Africa Newsletter 08-06-19

Africa News


Maize prices are set to ease after the beginning of harvest in parts of South Rift and western Kenya and with the national strategic food reserve set to release additional maize to the millers. In additional, animal feeds millers have been given permission to import 2.5 Million tonnes of yellow maize, a key ingredient in animal feed. This should ease competition for the white maize among maize flour millers.

Pulses harvesting has started in parts of lower eastern Kenya with prices still high currently but likely to ease in the next few weeks as more farmers begin harvest, which is expected to be good this year.


The harvest continues with maize coming into the Greater Kampala market at UGX 1,000 per kg while in Mubende it is quoted at UGX 900 per kg. There continues to be a lot of grain with high moisture content due to the late rains that have affected the drying processes in the growing regions. Soybeans remain at UGX 1,700 to UGX 1,750 per kg in Kampala as more will be coming out of the fields for drying. Nambale beans are quoted at UGX 2,100 per kg in Kampala.

Poor agricultural season costs Uganda Shs260b

Ugandan farmers have failed to meet the 200,000 metric tonnes of produce needed by World Food Programme (WFP) this year. After spending $60m on 198,000 metric tonnnes during the bumper harvest last year, WFP had set aside $70m (Shs260b) this year to buy produce from farmers in Uganda. In its initiative to contribute to the economy, WFP had designated at least 10 per cent of its procurement for small holder farmers which is looks unlikely to be met. The challenge is the lack of coordination between farmers because most of them are stand-alone associations or farm groups.

We will sell you flour not grains, Tanzania now tells Kenya

Tanzania will not be selling maize grains to Kenya as earlier announced, but as flour, President John Magufuli said this past week in Dar es Salaam when he received a delegation from Nairobi that was returning gold and cash stolen from the country. Maize trade was part of bilateral deals agreed on during President Uhuru Kenyatta’s visit to Tanzania earlier this month. This latest pronouncement will help cool tempers that had been stoked by delays in clearing maize consignments at the Holili-Taveta border crossing, with Tanzanian traders accusing Kenyan authorities of laxity.

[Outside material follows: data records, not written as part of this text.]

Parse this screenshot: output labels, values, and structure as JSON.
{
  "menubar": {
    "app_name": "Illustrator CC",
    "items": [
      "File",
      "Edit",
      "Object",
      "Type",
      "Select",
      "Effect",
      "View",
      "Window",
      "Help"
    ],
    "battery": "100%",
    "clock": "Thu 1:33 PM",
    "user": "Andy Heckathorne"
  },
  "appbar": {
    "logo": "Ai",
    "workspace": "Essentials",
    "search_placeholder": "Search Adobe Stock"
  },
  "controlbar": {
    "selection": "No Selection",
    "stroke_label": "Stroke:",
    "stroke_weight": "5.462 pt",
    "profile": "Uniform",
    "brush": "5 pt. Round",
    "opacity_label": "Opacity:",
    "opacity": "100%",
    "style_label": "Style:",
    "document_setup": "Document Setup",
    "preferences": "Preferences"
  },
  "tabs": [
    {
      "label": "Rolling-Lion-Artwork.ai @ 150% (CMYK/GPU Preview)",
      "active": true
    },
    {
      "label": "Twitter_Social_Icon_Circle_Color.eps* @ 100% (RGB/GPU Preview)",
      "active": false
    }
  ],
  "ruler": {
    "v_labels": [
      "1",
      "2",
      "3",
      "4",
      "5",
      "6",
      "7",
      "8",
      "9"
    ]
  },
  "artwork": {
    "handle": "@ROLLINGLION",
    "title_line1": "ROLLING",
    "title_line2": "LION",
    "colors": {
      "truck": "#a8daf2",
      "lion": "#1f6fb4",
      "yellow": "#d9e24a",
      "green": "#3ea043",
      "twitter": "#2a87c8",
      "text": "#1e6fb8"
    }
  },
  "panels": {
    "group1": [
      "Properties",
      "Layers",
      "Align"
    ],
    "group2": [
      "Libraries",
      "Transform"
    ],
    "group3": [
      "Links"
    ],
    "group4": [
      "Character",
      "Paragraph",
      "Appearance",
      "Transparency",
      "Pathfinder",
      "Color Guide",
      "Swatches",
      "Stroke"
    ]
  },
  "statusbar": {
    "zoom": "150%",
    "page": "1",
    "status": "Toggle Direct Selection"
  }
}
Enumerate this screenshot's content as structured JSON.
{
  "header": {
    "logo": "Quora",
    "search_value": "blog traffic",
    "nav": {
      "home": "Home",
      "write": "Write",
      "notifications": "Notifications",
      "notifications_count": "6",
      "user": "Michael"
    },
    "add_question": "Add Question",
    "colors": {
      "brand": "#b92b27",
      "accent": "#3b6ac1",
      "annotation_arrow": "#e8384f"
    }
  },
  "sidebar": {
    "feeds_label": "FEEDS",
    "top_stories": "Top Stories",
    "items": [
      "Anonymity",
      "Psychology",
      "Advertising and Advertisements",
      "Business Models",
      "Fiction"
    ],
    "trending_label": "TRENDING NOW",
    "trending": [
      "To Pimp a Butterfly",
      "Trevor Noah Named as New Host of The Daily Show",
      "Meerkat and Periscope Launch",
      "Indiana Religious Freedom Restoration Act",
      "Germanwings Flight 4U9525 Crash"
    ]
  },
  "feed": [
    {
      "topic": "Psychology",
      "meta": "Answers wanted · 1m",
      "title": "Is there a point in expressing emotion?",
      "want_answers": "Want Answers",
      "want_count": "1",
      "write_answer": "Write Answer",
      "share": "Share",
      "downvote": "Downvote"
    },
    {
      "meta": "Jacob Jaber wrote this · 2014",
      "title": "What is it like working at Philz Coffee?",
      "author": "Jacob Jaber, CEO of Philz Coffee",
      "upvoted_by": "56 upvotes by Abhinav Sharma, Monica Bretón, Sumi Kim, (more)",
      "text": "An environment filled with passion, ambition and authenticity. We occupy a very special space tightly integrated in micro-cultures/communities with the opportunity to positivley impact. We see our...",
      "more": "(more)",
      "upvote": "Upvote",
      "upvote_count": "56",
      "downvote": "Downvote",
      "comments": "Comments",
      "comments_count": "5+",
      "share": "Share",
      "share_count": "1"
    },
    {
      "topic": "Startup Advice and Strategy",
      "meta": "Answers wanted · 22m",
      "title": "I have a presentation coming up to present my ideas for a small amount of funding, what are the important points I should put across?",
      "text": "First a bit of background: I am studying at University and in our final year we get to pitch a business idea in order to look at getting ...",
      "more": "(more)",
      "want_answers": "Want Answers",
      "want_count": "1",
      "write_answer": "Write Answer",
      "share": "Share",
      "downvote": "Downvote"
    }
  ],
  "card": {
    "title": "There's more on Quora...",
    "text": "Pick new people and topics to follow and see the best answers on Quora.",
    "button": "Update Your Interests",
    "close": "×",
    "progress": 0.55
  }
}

This past week, truck drivers delivering maize from Tanzania also said they were stranded in Kenya’s coastal city Mombasa with their consignment as millers were reluctant to buy the grain.